ENTRIES PROVIDED:
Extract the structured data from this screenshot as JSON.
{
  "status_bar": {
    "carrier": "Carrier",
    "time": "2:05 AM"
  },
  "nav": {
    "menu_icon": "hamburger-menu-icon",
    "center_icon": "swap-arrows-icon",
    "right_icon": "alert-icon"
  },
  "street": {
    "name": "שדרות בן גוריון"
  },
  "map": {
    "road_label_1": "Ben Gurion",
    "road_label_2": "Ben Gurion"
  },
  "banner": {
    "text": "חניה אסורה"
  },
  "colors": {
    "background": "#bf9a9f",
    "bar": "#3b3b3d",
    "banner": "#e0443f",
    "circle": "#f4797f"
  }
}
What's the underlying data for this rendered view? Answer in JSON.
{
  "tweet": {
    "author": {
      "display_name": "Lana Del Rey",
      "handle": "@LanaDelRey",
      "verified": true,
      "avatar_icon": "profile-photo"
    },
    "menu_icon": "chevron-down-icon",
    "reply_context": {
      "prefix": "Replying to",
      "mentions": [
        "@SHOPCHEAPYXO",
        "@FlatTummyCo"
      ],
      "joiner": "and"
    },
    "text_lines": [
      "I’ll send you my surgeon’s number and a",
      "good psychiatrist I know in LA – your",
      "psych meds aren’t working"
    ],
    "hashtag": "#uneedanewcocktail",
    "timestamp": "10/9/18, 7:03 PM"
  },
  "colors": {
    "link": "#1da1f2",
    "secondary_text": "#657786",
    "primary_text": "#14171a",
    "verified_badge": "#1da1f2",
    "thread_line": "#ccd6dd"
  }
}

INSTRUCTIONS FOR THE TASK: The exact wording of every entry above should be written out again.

EXERCISE RESULT:
Extract the structured data from this screenshot as JSON.
{
  "status_bar": {
    "carrier": "Carrier",
    "time": "2:05 AM"
  },
  "nav": {
    "menu_icon": "hamburger-menu-icon",
    "center_icon": "swap-arrows-icon",
    "right_icon": "alert-icon"
  },
  "street": {
    "name": "שדרות בן גוריון"
  },
  "map": {
    "road_label_1": "Ben Gurion",
    "road_label_2": "Ben Gurion"
  },
  "banner": {
    "text": "חניה אסורה"
  },
  "colors": {
    "background": "#bf9a9f",
    "bar": "#3b3b3d",
    "banner": "#e0443f",
    "circle": "#f4797f"
  }
}
What's the underlying data for this rendered view? Answer in JSON.
{
  "tweet": {
    "author": {
      "display_name": "Lana Del Rey",
      "handle": "@LanaDelRey",
      "verified": true,
      "avatar_icon": "profile-photo"
    },
    "menu_icon": "chevron-down-icon",
    "reply_context": {
      "prefix": "Replying to",
      "mentions": [
        "@SHOPCHEAPYXO",
        "@FlatTummyCo"
      ],
      "joiner": "and"
    },
    "text_lines": [
      "I’ll send you my surgeon’s number and a",
      "good psychiatrist I know in LA – your",
      "psych meds aren’t working"
    ],
    "hashtag": "#uneedanewcocktail",
    "timestamp": "10/9/18, 7:03 PM"
  },
  "colors": {
    "link": "#1da1f2",
    "secondary_text": "#657786",
    "primary_text": "#14171a",
    "verified_badge": "#1da1f2",
    "thread_line": "#ccd6dd"
  }
}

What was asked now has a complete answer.